Mickey Kaus asks, “What does it tell you about a political party if in a year of epic disaster for their opponents the best they can hope for is a 51-49 majority in the Senate?”
By all rights, the Republicans left in Congress after this election should be able to pool to work in one minivan. Instead, they are probably facing a 10% setback in House seats–hardly a disaster by midterm election standards. What’s more, many of the Democrats at the vanguard of today’s political “revolution” are not exactly left-wing zealots. Robert Casey, who leads incumbent Pennsylvania Sen. Rick Santorum, opposes abortion rights.
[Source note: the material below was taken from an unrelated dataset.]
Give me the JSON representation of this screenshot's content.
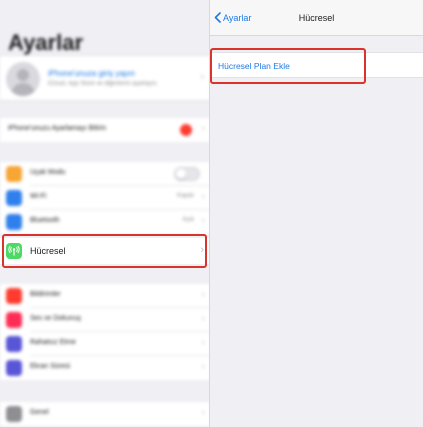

On issues of gun control and immigration, Senate candidate Harold Ford of Tennessee sounds like a Republican. James Webb, who seeks to unseat Virginia Sen. George Allen, actually used to be a Republican. The lesson is that Democrats can win modestly if the Republicans implode, and preferably if they look more or less like Republicans. This is hardly a mythic victory for the American left; indeed, the larger cultural picture–in which the election is but a minor political datum–remains strikingly bleak for American liberalism.